Bayfield photographer showing work at Pine River Library
From the grandeur of Engineer Pass to a rusty pickup truck, Glenn Tinnin finds art in his photographic images, sometimes in unexpected places, such as a corral collapsing in a local field.
He takes those images from his camera, then adds layers of complexity – literally – to create a unique look at Southwest Colorado.
Tinnin’s work is currently on display at Pine River Library through the end of June. There will be an artist reception with refreshments from 5:30 to 6:30 p.m. on Tuesday, June 4 at the library, located at 395 Bayfield Center Drive. Viewing his work at the library, Tinnin explains the steps that go into creating his pieces.

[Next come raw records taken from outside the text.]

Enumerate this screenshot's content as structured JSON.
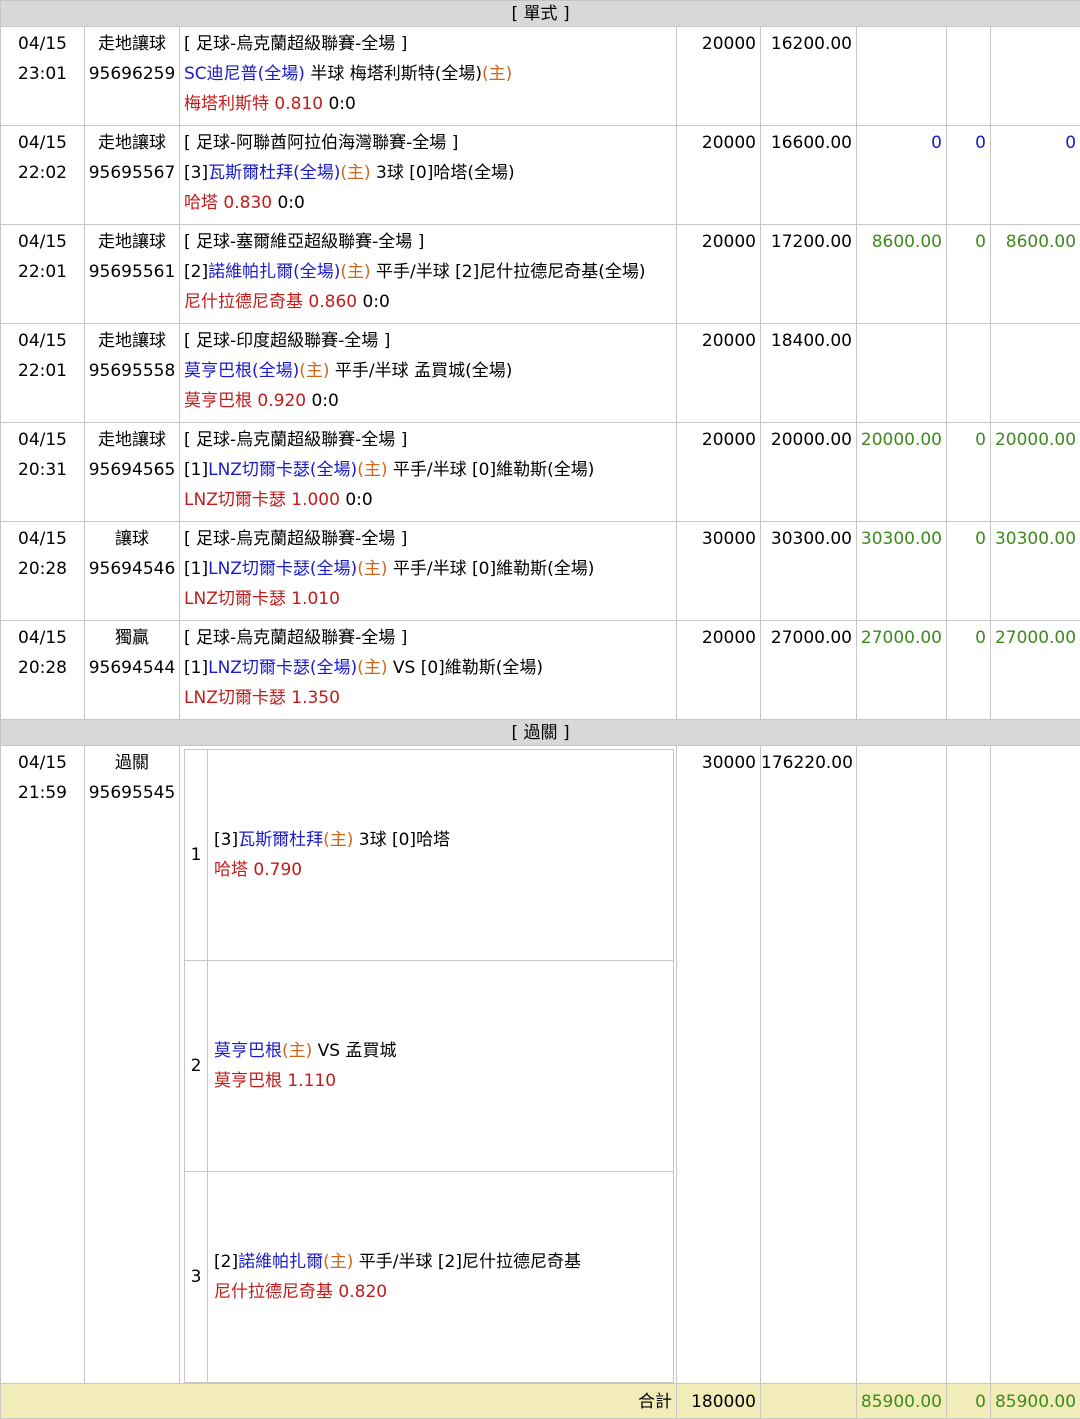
{
  "sections": {
    "single": "[ 單式 ]",
    "parlay": "[ 過關 ]"
  },
  "bets": [
    {
      "date": "04/15",
      "time": "23:01",
      "type": "走地讓球",
      "id": "95696259",
      "league": "[ 足球-烏克蘭超級聯賽-全場 ]",
      "pre": "",
      "team1": "SC迪尼普(全場)",
      "team1_home": "",
      "mid": " 半球 梅塔利斯特(全場)",
      "home_tail": "(主)",
      "team2": "",
      "pick": "梅塔利斯特",
      "odds": "0.810",
      "score": "0:0",
      "stake": "20000",
      "payout": "16200.00",
      "win": "",
      "c2": "",
      "c3": ""
    },
    {
      "date": "04/15",
      "time": "22:02",
      "type": "走地讓球",
      "id": "95695567",
      "league": "[ 足球-阿聯酋阿拉伯海灣聯賽-全場 ]",
      "pre": "[3]",
      "team1": "瓦斯爾杜拜(全場)",
      "team1_home": "(主)",
      "mid": " 3球 [0]哈塔(全場)",
      "home_tail": "",
      "team2": "",
      "pick": "哈塔",
      "odds": "0.830",
      "score": "0:0",
      "stake": "20000",
      "payout": "16600.00",
      "win": "0",
      "c2": "0",
      "c3": "0",
      "blue": true
    },
    {
      "date": "04/15",
      "time": "22:01",
      "type": "走地讓球",
      "id": "95695561",
      "league": "[ 足球-塞爾維亞超級聯賽-全場 ]",
      "pre": "[2]",
      "team1": "諾維帕扎爾(全場)",
      "team1_home": "(主)",
      "mid": " 平手/半球 [2]尼什拉德尼奇基(全場)",
      "home_tail": "",
      "team2": "",
      "pick": "尼什拉德尼奇基",
      "odds": "0.860",
      "score": "0:0",
      "stake": "20000",
      "payout": "17200.00",
      "win": "8600.00",
      "c2": "0",
      "c3": "8600.00"
    },
    {
      "date": "04/15",
      "time": "22:01",
      "type": "走地讓球",
      "id": "95695558",
      "league": "[ 足球-印度超級聯賽-全場 ]",
      "pre": "",
      "team1": "莫亨巴根(全場)",
      "team1_home": "(主)",
      "mid": " 平手/半球 孟買城(全場)",
      "home_tail": "",
      "team2": "",
      "pick": "莫亨巴根",
      "odds": "0.920",
      "score": "0:0",
      "stake": "20000",
      "payout": "18400.00",
      "win": "",
      "c2": "",
      "c3": ""
    },
    {
      "date": "04/15",
      "time": "20:31",
      "type": "走地讓球",
      "id": "95694565",
      "league": "[ 足球-烏克蘭超級聯賽-全場 ]",
      "pre": "[1]",
      "team1": "LNZ切爾卡瑟(全場)",
      "team1_home": "(主)",
      "mid": " 平手/半球 [0]維勒斯(全場)",
      "home_tail": "",
      "team2": "",
      "pick": "LNZ切爾卡瑟",
      "odds": "1.000",
      "score": "0:0",
      "stake": "20000",
      "payout": "20000.00",
      "win": "20000.00",
      "c2": "0",
      "c3": "20000.00"
    },
    {
      "date": "04/15",
      "time": "20:28",
      "type": "讓球",
      "id": "95694546",
      "league": "[ 足球-烏克蘭超級聯賽-全場 ]",
      "pre": "[1]",
      "team1": "LNZ切爾卡瑟(全場)",
      "team1_home": "(主)",
      "mid": " 平手/半球 [0]維勒斯(全場)",
      "home_tail": "",
      "team2": "",
      "pick": "LNZ切爾卡瑟",
      "odds": "1.010",
      "score": "",
      "stake": "30000",
      "payout": "30300.00",
      "win": "30300.00",
      "c2": "0",
      "c3": "30300.00"
    },
    {
      "date": "04/15",
      "time": "20:28",
      "type": "獨贏",
      "id": "95694544",
      "league": "[ 足球-烏克蘭超級聯賽-全場 ]",
      "pre": "[1]",
      "team1": "LNZ切爾卡瑟(全場)",
      "team1_home": "(主)",
      "mid": " VS [0]維勒斯(全場)",
      "home_tail": "",
      "team2": "",
      "pick": "LNZ切爾卡瑟",
      "odds": "1.350",
      "score": "",
      "stake": "20000",
      "payout": "27000.00",
      "win": "27000.00",
      "c2": "0",
      "c3": "27000.00"
    }
  ],
  "parlay": {
    "date": "04/15",
    "time": "21:59",
    "type": "過關",
    "id": "95695545",
    "stake": "30000",
    "payout": "176220.00",
    "legs": [
      {
        "n": "1",
        "pre": "[3]",
        "team": "瓦斯爾杜拜",
        "home": "(主)",
        "mid": " 3球 [0]哈塔",
        "pick": "哈塔",
        "odds": "0.790"
      },
      {
        "n": "2",
        "pre": "",
        "team": "莫亨巴根",
        "home": "(主)",
        "mid": " VS 孟買城",
        "pick": "莫亨巴根",
        "odds": "1.110"
      },
      {
        "n": "3",
        "pre": "[2]",
        "team": "諾維帕扎爾",
        "home": "(主)",
        "mid": " 平手/半球 [2]尼什拉德尼奇基",
        "pick": "尼什拉德尼奇基",
        "odds": "0.820"
      }
    ]
  },
  "total": {
    "label": "合計",
    "stake": "180000",
    "win": "85900.00",
    "c2": "0",
    "c3": "85900.00"
  }
}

He loads his primary image into Photoshop, then adds layers of texture over them. He captures the texture photos during his hikes and fishing trips. He found a shimmering texture on a piece of aluminum he shot in a ghost town, then juxtaposed that on a photo of a yellow flower he shot in his backyard, creating a beautiful image that seems to be more than just a photograph.

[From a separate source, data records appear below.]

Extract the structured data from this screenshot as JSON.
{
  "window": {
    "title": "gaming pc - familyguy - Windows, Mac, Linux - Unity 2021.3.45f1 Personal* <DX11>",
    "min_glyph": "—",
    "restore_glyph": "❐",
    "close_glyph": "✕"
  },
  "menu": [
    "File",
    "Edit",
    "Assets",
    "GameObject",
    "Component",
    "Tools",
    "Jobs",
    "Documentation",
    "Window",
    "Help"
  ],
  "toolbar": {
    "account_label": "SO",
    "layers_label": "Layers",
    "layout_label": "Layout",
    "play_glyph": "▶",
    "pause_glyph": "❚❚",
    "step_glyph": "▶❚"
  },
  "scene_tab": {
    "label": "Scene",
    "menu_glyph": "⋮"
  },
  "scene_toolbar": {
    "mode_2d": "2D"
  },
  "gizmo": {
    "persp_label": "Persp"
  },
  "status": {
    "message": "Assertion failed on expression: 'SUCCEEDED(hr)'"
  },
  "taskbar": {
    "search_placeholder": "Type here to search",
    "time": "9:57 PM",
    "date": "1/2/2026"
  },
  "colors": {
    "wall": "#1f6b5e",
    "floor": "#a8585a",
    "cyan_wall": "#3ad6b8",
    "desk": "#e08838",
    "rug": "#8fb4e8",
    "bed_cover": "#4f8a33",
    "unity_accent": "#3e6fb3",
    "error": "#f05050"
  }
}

He takes the mixed images, then prints them on an art panel, or sometimes a piece of metal. After coating them with clear art resin and building a frame, the art is ready to hang. Sometimes, he’ll take a piece and also add brus work, creating even more movement in his pictures of water flowing in the Pine or Animas rivers.
“These images begin as photos, then morph into art through digital and physical manipulation,” Tinnin said. The artistic works on display this month are a natural evolvement of his work. A flyfishing guide, he started taking photos at Lees Ferry on the Colorado River in the 1980s. After he and his family moved to Bayfield so he could manage a flyfishing shop in Durango, he started shooting his sons’ baseball and soccer games, and that evolved into a sports photography business. He also began taking school pictures, then expanded into studio and portrait work. Wanting to try something new, he started combining images to create the work he is pursuing today.
Two other media he uses are encaustic wax and giclee prints.
The wax is actually an ancient technique, used by Egyptians and other ancient cultures to preserve documents. He’ll print a photo on a panel, then melt beeswax on top of it. At first, the image is hazy, but eventually it dries clearly enough to create a rich, almost glowing finish.
Giclee is a print process with at least 300 dots per inch, or DPI, printed on archival paper. That much ink on the paper creates a process that’s close to a painting, Tinnin explained.
Tinnin said he often pulls off the road en route to a fishing trip to shoot a rusting pickup or an old wooden barn, then the next time he’s traveling that road, he realizes the barn has been torn down or the pickup hauled off.
“I’m glad I’m getting to record them,” he said of his images, adding that his work continues to be inspired by the time he spends in the outdoors.
More information about Tinnin’s show is available at the Pine River Library at 884-2222, ext. 510. All of the work being displayed in the library is for sale, and he also has images of his work on his facebook page, Glenn Tinnin Photography.